(Dataset excerpts Opens)

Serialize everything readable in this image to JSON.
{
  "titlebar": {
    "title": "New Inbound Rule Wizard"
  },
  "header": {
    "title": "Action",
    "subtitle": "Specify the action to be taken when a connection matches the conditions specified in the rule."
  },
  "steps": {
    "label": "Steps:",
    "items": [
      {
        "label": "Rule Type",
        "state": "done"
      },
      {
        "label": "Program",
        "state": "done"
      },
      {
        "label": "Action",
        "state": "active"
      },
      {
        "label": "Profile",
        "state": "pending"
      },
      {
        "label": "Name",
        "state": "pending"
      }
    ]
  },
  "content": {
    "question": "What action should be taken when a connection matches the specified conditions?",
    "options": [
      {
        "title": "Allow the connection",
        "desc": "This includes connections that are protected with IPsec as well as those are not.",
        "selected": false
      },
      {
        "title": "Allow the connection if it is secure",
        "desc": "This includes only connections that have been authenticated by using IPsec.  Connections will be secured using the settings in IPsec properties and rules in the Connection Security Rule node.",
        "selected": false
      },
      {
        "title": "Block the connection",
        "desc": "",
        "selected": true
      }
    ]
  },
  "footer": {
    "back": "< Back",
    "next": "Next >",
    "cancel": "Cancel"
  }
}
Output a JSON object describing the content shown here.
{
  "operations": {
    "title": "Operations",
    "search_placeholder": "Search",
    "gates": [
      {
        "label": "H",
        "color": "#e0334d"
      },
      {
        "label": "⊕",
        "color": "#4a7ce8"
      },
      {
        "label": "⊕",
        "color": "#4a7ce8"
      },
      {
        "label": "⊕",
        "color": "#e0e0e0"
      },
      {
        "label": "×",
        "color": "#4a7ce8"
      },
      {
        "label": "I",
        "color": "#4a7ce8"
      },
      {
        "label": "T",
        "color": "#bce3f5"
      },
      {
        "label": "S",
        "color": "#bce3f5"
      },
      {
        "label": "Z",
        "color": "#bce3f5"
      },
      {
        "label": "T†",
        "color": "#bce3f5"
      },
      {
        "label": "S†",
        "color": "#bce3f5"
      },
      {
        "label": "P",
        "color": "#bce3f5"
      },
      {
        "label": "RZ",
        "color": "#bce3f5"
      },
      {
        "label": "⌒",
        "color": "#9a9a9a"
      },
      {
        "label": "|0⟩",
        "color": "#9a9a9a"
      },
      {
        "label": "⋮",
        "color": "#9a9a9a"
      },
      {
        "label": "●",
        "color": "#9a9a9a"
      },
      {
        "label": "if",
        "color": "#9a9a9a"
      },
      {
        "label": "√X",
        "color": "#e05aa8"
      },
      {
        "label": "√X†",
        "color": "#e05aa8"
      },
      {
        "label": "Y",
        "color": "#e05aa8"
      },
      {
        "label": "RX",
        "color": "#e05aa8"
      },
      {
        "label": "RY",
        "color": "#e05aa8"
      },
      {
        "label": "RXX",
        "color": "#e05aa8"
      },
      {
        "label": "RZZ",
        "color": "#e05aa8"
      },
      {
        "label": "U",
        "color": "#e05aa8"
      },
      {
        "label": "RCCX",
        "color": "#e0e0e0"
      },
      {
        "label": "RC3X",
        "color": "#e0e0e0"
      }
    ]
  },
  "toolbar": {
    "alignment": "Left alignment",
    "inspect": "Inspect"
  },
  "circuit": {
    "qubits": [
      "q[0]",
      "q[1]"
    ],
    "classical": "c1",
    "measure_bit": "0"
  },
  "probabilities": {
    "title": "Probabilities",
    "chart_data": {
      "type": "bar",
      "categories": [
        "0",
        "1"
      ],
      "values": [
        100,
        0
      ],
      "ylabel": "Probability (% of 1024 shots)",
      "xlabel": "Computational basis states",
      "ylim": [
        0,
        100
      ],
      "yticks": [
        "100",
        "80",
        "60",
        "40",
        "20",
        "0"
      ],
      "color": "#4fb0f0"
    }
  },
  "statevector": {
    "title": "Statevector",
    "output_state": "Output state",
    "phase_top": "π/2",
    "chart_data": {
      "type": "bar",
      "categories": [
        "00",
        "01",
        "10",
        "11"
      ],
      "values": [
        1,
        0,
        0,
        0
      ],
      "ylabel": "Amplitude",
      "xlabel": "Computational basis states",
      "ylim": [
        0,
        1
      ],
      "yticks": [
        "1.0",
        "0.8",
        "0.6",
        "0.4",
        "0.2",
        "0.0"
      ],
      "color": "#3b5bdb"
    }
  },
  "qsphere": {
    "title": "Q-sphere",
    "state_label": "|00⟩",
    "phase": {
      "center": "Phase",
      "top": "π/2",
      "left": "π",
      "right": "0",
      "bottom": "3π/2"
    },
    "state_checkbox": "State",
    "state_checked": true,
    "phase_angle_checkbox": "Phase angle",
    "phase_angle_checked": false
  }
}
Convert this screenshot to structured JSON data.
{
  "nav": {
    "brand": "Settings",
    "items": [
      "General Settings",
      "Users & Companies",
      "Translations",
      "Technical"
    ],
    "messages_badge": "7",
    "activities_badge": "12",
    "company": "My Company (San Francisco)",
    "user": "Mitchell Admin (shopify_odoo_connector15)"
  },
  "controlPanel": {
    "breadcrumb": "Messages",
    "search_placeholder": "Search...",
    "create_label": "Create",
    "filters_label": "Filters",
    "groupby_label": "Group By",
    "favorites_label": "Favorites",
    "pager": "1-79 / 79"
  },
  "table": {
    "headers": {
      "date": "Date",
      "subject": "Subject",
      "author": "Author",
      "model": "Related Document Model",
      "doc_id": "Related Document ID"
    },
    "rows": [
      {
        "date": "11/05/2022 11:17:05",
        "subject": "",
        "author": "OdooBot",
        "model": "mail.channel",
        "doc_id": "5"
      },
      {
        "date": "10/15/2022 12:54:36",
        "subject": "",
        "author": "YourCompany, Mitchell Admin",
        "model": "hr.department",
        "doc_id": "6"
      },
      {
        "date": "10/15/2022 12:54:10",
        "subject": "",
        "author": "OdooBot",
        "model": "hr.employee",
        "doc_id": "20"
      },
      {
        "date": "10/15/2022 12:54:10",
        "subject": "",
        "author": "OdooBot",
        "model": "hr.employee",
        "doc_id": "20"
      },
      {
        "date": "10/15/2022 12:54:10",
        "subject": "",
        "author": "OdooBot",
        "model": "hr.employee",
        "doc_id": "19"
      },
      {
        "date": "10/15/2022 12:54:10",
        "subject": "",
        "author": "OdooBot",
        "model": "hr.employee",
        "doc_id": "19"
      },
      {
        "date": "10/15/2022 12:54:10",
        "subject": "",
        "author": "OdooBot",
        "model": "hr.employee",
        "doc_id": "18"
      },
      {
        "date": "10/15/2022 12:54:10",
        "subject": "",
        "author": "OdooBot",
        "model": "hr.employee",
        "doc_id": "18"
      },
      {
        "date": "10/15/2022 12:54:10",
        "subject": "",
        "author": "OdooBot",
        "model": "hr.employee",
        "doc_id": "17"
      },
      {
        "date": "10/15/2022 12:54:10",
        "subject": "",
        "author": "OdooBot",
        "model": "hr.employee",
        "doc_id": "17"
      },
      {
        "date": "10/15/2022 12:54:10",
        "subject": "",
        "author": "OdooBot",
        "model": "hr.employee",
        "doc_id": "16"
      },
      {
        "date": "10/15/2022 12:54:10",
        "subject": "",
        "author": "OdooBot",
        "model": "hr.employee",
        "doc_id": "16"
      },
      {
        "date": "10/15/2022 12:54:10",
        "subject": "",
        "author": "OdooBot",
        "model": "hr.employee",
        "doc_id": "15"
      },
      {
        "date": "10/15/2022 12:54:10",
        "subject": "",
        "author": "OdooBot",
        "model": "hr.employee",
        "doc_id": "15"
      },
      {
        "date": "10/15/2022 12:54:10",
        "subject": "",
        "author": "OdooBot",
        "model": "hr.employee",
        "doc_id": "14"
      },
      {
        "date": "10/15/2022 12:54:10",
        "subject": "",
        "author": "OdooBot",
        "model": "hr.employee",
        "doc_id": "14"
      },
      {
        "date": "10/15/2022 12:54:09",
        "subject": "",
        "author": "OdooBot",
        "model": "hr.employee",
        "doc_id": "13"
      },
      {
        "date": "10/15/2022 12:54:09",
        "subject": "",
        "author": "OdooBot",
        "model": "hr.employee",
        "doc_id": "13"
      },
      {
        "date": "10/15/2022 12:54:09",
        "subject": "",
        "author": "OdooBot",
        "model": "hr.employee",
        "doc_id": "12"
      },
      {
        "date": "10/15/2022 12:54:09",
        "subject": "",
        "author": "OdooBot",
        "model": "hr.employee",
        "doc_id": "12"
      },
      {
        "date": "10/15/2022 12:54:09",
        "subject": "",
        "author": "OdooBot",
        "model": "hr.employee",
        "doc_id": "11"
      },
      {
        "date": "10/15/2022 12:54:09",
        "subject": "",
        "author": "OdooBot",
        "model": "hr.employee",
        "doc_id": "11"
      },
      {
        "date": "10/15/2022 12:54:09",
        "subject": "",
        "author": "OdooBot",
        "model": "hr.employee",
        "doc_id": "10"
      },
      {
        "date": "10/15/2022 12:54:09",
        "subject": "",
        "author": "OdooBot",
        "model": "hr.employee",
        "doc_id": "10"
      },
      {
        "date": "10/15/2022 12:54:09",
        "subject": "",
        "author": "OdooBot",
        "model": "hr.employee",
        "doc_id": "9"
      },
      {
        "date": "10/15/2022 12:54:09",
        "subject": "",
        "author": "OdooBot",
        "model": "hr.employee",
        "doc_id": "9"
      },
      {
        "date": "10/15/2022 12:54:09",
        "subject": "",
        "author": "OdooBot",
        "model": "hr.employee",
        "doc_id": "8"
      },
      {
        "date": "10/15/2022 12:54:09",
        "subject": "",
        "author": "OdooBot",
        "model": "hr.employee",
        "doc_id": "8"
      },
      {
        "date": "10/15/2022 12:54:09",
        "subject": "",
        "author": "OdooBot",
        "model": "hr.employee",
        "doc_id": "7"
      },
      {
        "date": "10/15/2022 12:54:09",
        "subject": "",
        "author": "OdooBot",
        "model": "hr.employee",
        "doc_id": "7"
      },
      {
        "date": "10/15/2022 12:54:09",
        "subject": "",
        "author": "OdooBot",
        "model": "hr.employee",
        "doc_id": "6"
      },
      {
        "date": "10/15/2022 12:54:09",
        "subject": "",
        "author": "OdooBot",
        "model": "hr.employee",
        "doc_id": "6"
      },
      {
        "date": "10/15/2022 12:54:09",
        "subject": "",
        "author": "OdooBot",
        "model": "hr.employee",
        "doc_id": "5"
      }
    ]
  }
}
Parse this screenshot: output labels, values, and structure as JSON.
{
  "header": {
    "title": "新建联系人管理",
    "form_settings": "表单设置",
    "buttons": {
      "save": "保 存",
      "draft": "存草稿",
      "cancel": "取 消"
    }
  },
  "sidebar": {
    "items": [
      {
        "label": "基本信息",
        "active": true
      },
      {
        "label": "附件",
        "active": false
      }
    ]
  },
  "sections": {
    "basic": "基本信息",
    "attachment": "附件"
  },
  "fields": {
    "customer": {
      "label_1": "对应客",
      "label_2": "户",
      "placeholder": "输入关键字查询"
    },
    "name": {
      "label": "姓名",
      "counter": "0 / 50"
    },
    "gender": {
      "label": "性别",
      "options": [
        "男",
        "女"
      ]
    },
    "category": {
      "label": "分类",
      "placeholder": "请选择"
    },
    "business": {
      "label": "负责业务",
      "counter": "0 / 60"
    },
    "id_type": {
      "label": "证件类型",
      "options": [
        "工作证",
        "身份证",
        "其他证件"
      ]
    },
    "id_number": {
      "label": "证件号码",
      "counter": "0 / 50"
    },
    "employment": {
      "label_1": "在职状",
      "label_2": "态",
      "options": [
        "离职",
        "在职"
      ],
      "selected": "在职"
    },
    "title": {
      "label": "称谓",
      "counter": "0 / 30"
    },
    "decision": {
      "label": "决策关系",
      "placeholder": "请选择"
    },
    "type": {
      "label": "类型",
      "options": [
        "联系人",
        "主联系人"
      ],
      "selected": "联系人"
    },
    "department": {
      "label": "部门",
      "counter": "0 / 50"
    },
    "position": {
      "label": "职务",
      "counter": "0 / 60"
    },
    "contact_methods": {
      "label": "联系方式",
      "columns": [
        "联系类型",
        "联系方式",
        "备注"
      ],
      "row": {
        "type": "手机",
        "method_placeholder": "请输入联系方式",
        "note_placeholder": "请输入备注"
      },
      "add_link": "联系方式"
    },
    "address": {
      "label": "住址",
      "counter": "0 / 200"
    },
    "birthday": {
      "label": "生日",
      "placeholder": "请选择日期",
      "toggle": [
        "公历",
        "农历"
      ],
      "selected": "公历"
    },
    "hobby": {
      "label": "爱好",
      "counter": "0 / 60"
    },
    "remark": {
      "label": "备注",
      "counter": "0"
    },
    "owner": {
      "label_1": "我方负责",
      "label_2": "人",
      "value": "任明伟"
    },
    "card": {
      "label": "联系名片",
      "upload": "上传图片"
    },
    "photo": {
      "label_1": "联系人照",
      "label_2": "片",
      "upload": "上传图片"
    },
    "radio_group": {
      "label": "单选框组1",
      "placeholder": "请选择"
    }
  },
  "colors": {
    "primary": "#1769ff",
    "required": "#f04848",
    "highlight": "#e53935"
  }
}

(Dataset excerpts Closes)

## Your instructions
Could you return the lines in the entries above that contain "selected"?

## Answer below
        "selected": false
        "selected": false
        "selected": true
      "selected": "在职"
      "selected": "联系人"
      "selected": "公历"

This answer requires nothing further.